Hello Koala Lovers,
Save the Koala Month is here again and it is a time for all of us to really think through how much we love this beautiful creature and how we can all help it.
It seems a long time ago, when in 1989 I said, “Let us have a Save the Koala Month.” Now people from all over the world celebrate. It makes me incredibly proud and over the years I have seen some wonderful fundraising ideas.
This organisation does not take any government funding and this was a key principle by the Board who first employed me all those years ago. Supporters who consider us as their charity donation see this as an important part of our work. When I am interviewed by media, I always feel that I am speaking for you and I do thank you so much for any donation, big or small.
This year, with the ability to travel more, I have spent a lot of time in New South Wales looking at Koala habitats and re-visiting areas that I looked at in May 2019 when the drought was in full swing.
Since then, bushfires and of course flooding this year

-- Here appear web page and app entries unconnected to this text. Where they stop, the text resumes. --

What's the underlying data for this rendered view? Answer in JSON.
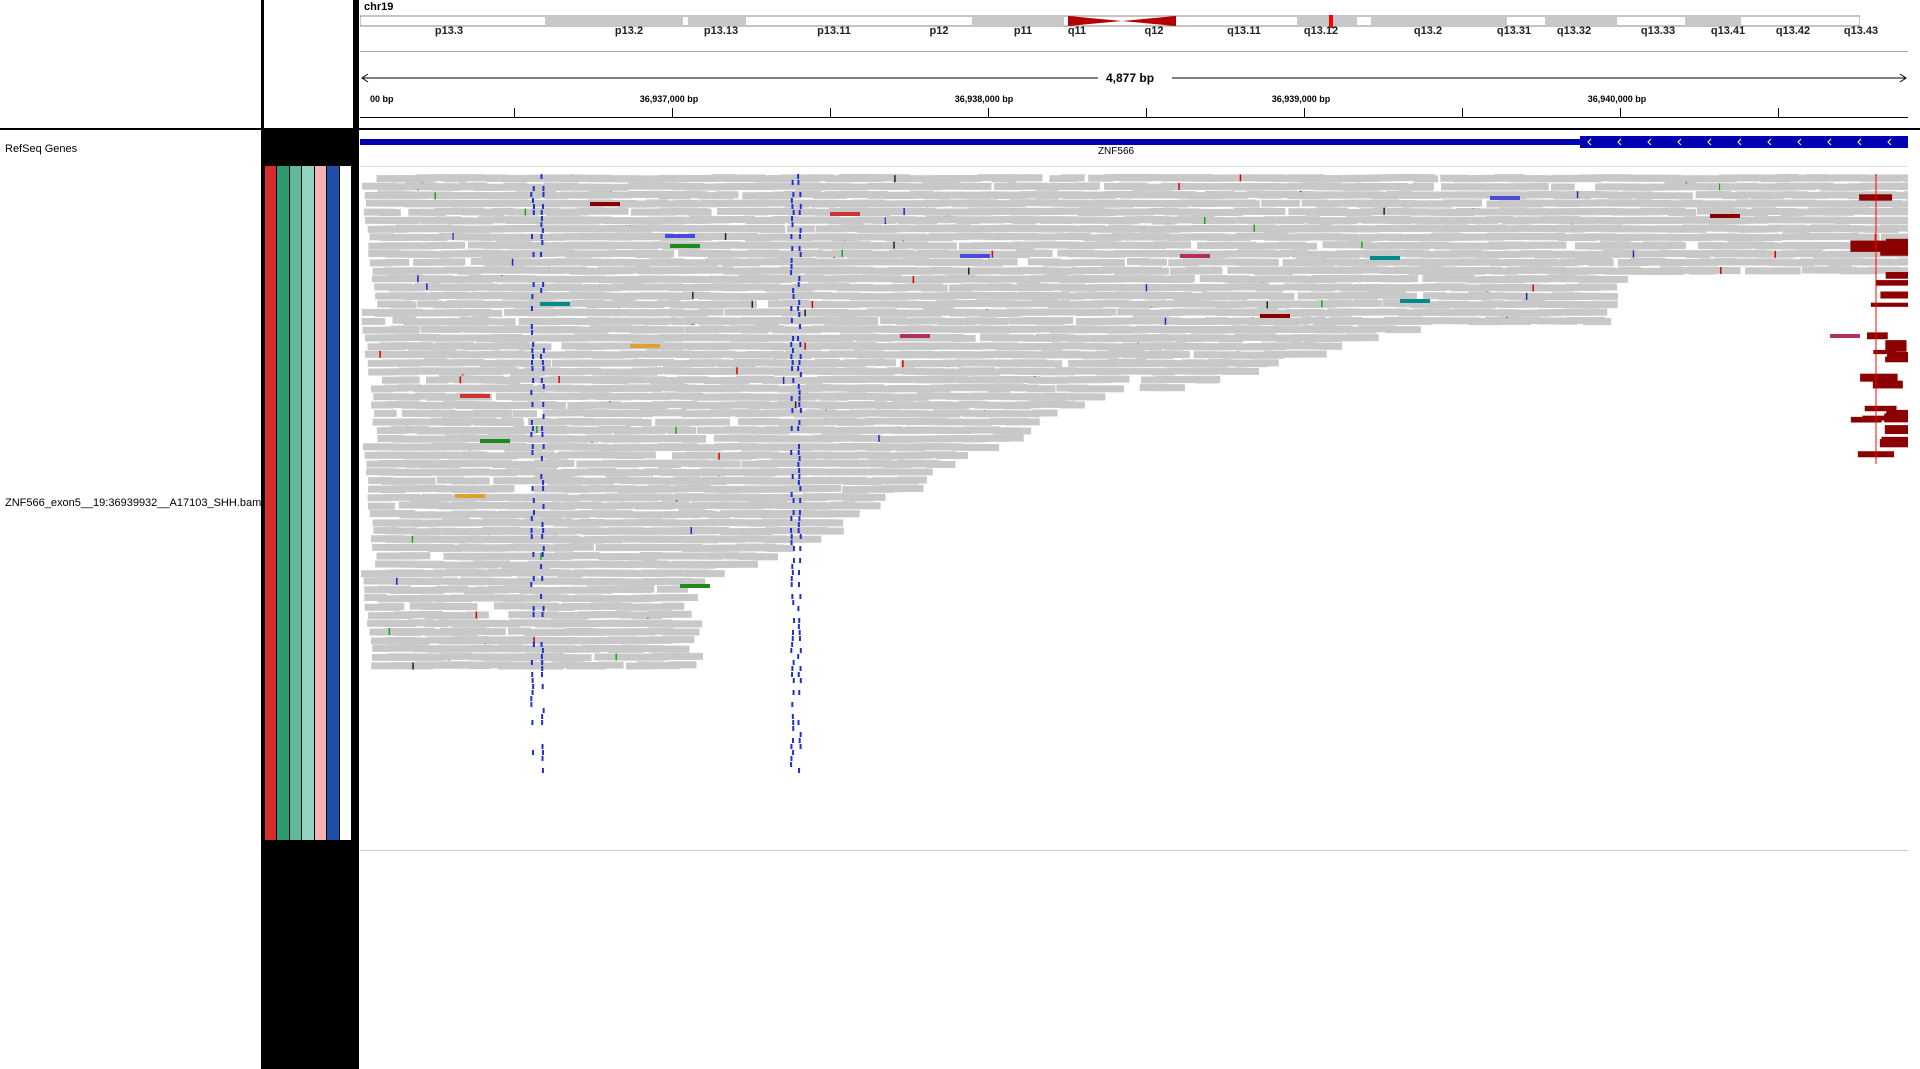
{
  "chromosome": "chr19",
  "cytobands": [
    "p13.3",
    "p13.2",
    "p13.13",
    "p13.11",
    "p12",
    "p11",
    "q11",
    "q12",
    "q13.11",
    "q13.12",
    "q13.2",
    "q13.31",
    "q13.32",
    "q13.33",
    "q13.41",
    "q13.42",
    "q13.43"
  ],
  "ruler": {
    "span_label": "4,877 bp",
    "ticks": [
      "00 bp",
      "36,937,000 bp",
      "36,938,000 bp",
      "36,939,000 bp",
      "36,940,000 bp"
    ]
  },
  "tracks": {
    "gene_track_name": "RefSeq Genes",
    "gene_name": "ZNF566",
    "alignment_track_name": "ZNF566_exon5__19:36939932__A17103_SHH.bam"
  },
  "colors": {
    "gene": "#0000b2",
    "read": "#c8c8c8",
    "centromere": "#b40000",
    "indicator": "#ff0000",
    "attr_red": "#d82b2b",
    "attr_green": "#2e9a6e",
    "attr_mint": "#8fd3c0",
    "attr_pink": "#f4b3b0",
    "attr_blue": "#1f4fa8",
    "mismatch_blue": "#2030d0"
  }
}
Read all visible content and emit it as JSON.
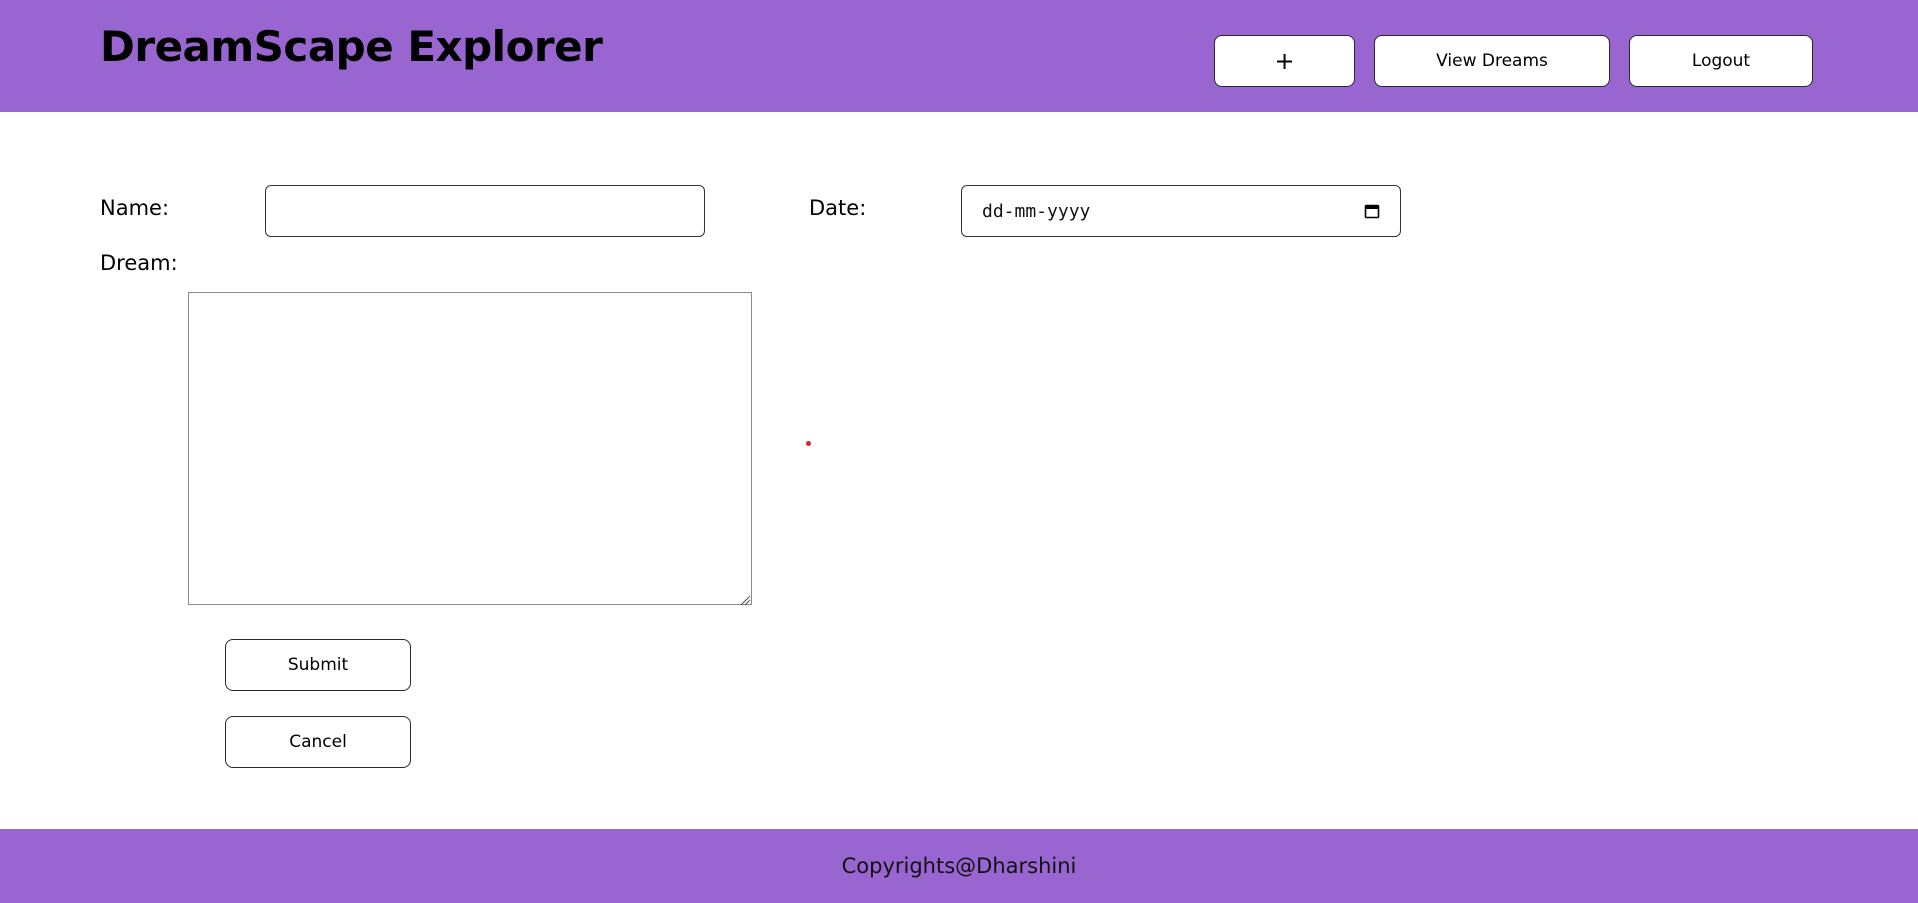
{
  "header": {
    "title": "DreamScape Explorer",
    "nav": {
      "add_label": "+",
      "view_label": "View Dreams",
      "logout_label": "Logout"
    }
  },
  "form": {
    "name_label": "Name:",
    "name_value": "",
    "date_label": "Date:",
    "date_placeholder": "dd-mm-yyyy",
    "dream_label": "Dream:",
    "dream_value": "",
    "submit_label": "Submit",
    "cancel_label": "Cancel"
  },
  "footer": {
    "text": "Copyrights@Dharshini"
  },
  "colors": {
    "brand_purple": "#9966d1",
    "button_border": "#2a2a2a",
    "cursor_dot": "#e02020"
  },
  "icons": {
    "date_picker": "calendar-icon",
    "textarea_resize": "resize-grip-icon"
  }
}
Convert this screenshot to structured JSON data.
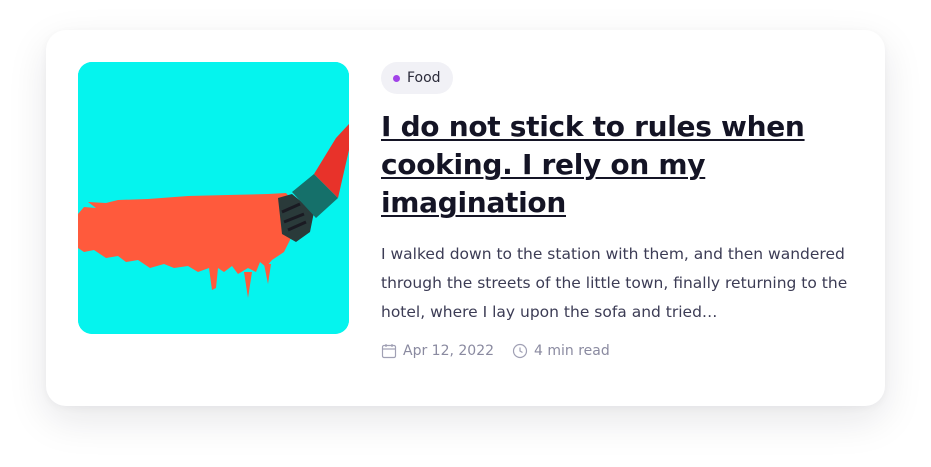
{
  "card": {
    "category": "Food",
    "title": "I do not stick to rules when cooking. I rely on my imagination",
    "excerpt": "I walked down to the station with them, and then wandered through the streets of the little town, finally returning to the hotel, where I lay upon the sofa and tried…",
    "date": "Apr 12, 2022",
    "read_time": "4 min read"
  },
  "colors": {
    "image_background": "#05f4ee",
    "paint_stroke": "#ff5a3c",
    "category_dot": "#a142e8"
  },
  "icons": {
    "date": "calendar-icon",
    "read_time": "clock-icon"
  }
}
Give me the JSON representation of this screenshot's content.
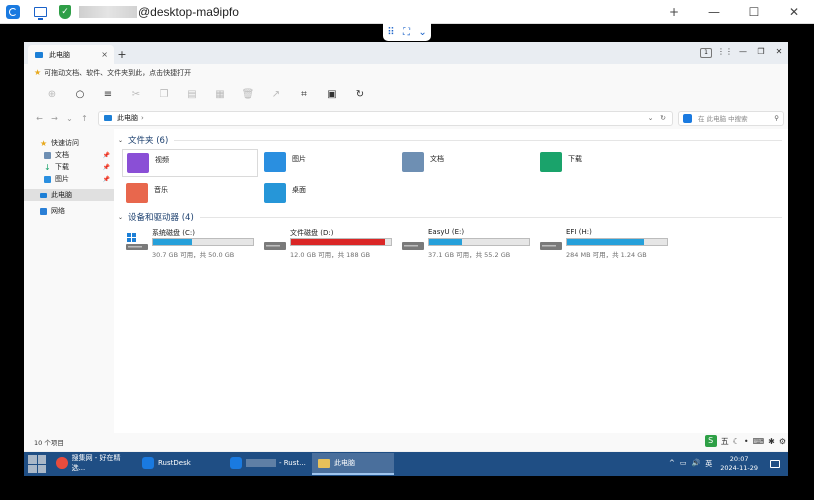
{
  "rustdesk": {
    "title": "@desktop-ma9ipfo",
    "win_buttons": [
      "+",
      "—",
      "☐",
      "✕"
    ]
  },
  "explorer": {
    "tab_title": "此电脑",
    "tab_close": "×",
    "tab_add": "+",
    "badge": "1",
    "win_controls": [
      "⋮⋮",
      "—",
      "❐",
      "✕"
    ],
    "info_bar": "可拖动文档、软件、文件夹到此，点击快捷打开",
    "address": "此电脑",
    "search_placeholder": "在 此电脑 中搜索",
    "sidebar": [
      {
        "label": "快速访问",
        "pinned": false,
        "sub": false
      },
      {
        "label": "文档",
        "pinned": true,
        "sub": true
      },
      {
        "label": "下载",
        "pinned": true,
        "sub": true
      },
      {
        "label": "图片",
        "pinned": true,
        "sub": true
      },
      {
        "label": "此电脑",
        "pinned": false,
        "sub": false
      },
      {
        "label": "网络",
        "pinned": false,
        "sub": false
      }
    ],
    "folders_heading": "文件夹 (6)",
    "folders": [
      {
        "label": "视频",
        "color": "#8a4fd6"
      },
      {
        "label": "图片",
        "color": "#2a8fe0"
      },
      {
        "label": "文档",
        "color": "#6e8fb3"
      },
      {
        "label": "下载",
        "color": "#1aa36b"
      },
      {
        "label": "音乐",
        "color": "#e8674d"
      },
      {
        "label": "桌面",
        "color": "#2696d8"
      }
    ],
    "drives_heading": "设备和驱动器 (4)",
    "drives": [
      {
        "label": "系统磁盘 (C:)",
        "size": "30.7 GB 可用，共 50.0 GB",
        "used_fraction": 0.39,
        "color": "#26a0da"
      },
      {
        "label": "文件磁盘 (D:)",
        "size": "12.0 GB 可用，共 188 GB",
        "used_fraction": 0.94,
        "color": "#da2626"
      },
      {
        "label": "EasyU (E:)",
        "size": "37.1 GB 可用，共 55.2 GB",
        "used_fraction": 0.33,
        "color": "#26a0da"
      },
      {
        "label": "EFI (H:)",
        "size": "284 MB 可用，共 1.24 GB",
        "used_fraction": 0.77,
        "color": "#26a0da"
      }
    ],
    "status": "10 个项目",
    "ime_tray": [
      "五",
      "☾",
      "•",
      "⌨",
      "✱",
      "⚙"
    ]
  },
  "taskbar": {
    "items": [
      {
        "label": "搜集网 - 好在精选...",
        "active": false,
        "icon_color": "#e84c3d"
      },
      {
        "label": "RustDesk",
        "active": false,
        "icon_color": "#1a7ae0"
      },
      {
        "label": "- Rust...",
        "active": false,
        "icon_color": "#1a7ae0"
      },
      {
        "label": "此电脑",
        "active": true,
        "icon_color": "#e8c15a"
      }
    ],
    "tray_icons": [
      "^",
      "▭",
      "🔊",
      "英"
    ],
    "time": "20:07",
    "date": "2024-11-29"
  }
}
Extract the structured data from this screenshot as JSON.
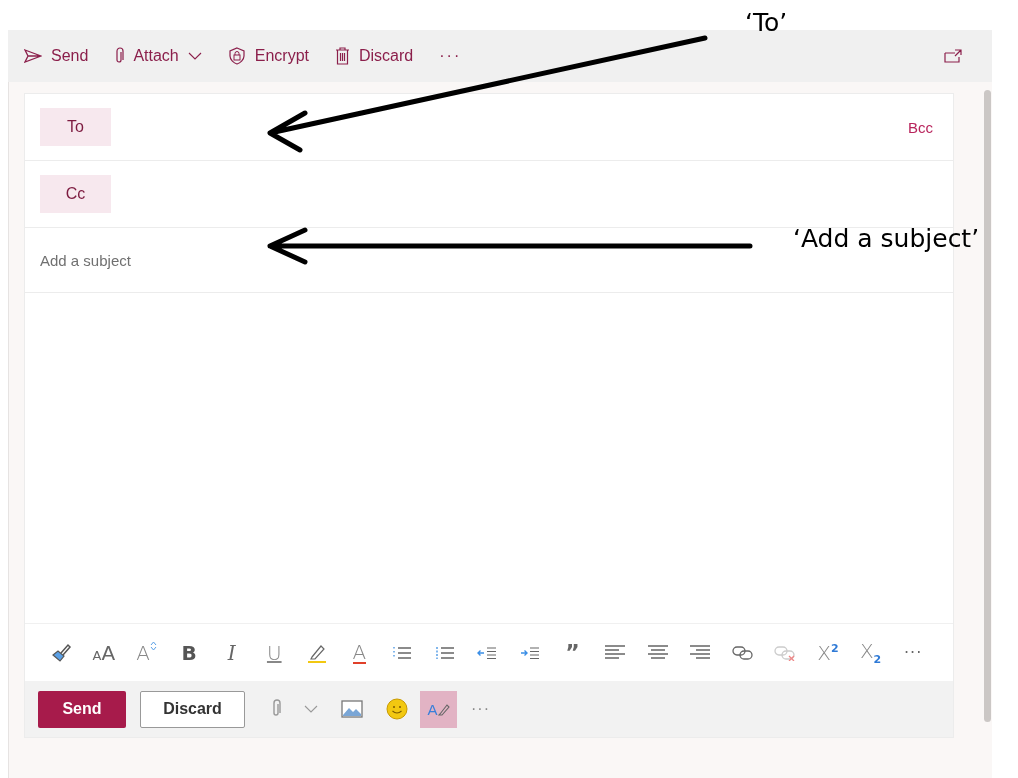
{
  "toolbar": {
    "items": [
      {
        "kind": "send",
        "label": "Send"
      },
      {
        "kind": "attach",
        "label": "Attach"
      },
      {
        "kind": "encrypt",
        "label": "Encrypt"
      },
      {
        "kind": "discard",
        "label": "Discard"
      },
      {
        "kind": "more",
        "label": "···"
      }
    ]
  },
  "compose": {
    "to": {
      "label": "To"
    },
    "bcc": {
      "label": "Bcc"
    },
    "cc": {
      "label": "Cc"
    },
    "subject": {
      "placeholder": "Add a subject"
    }
  },
  "format_toolbar": [
    {
      "kind": "painter"
    },
    {
      "kind": "font-size",
      "glyph_small": "A",
      "glyph": "A"
    },
    {
      "kind": "grow",
      "glyph": "A"
    },
    {
      "kind": "bold",
      "glyph": "B"
    },
    {
      "kind": "italic",
      "glyph": "I"
    },
    {
      "kind": "underline",
      "glyph": "U"
    },
    {
      "kind": "highlight"
    },
    {
      "kind": "font-color",
      "glyph": "A"
    },
    {
      "kind": "bullets"
    },
    {
      "kind": "numbering"
    },
    {
      "kind": "outdent"
    },
    {
      "kind": "indent"
    },
    {
      "kind": "quote",
      "glyph": "”"
    },
    {
      "kind": "align-left"
    },
    {
      "kind": "align-center"
    },
    {
      "kind": "align-right"
    },
    {
      "kind": "link"
    },
    {
      "kind": "unlink",
      "disabled": true
    },
    {
      "kind": "superscript",
      "glyph": "X",
      "index": "2"
    },
    {
      "kind": "subscript",
      "glyph": "X",
      "index": "2"
    },
    {
      "kind": "more",
      "glyph": "···"
    }
  ],
  "actions": {
    "send": "Send",
    "discard": "Discard",
    "editor": {
      "glyph": "A",
      "on": true
    },
    "more": "···"
  },
  "annotations": [
    {
      "text": "‘To’"
    },
    {
      "text": "‘Add a subject’"
    }
  ]
}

One of the things that makes me so concerned is water, and when we launched the Koala Manifesto we did so on World Water Day on the 22nd of March 2021. Water and Koalas are synonymous and as I drove west in the last few weeks, I saw creeks and river systems that were highly degraded and still lacking water.
Over the coming months, I am going to be writing to the relevant Ministers to tell them what I have seen and of course will continue to write to Minister Plibersek. Regular readers will know that I wrote to her when she got her new job.
She has not replied but her Threatened Species Commissioner did, which is attached for your consideration. I would love to know what you think of this reply. I certainly know how I feel about it, but would really like your opinions about what you might do next if you were me.
In the meantime, let us celebrate Save the Koala Month and as private citizens keep our planet safer by doing all we can to recycle, re-use and minimise waste.
As always, on my trip I met incredible folk who change my thinking on each visit. I feel now that when I speak for the Koala I have information I have seen with my own eyes.
Please too, have a look at the Koala Army’s latest email because the role of hollow bearing trees (often Koala trees) are sadly lacking in the landscape and I can see, particularly out west where I have been, that the bush is going silent and the absence of cockatoos, galahs and other parrots that need tree hollows was scary.
Another reason to protect Koala trees. The Koala Protection Act does that – I wish our government would see fit to honour that as a fact.
Regards as always,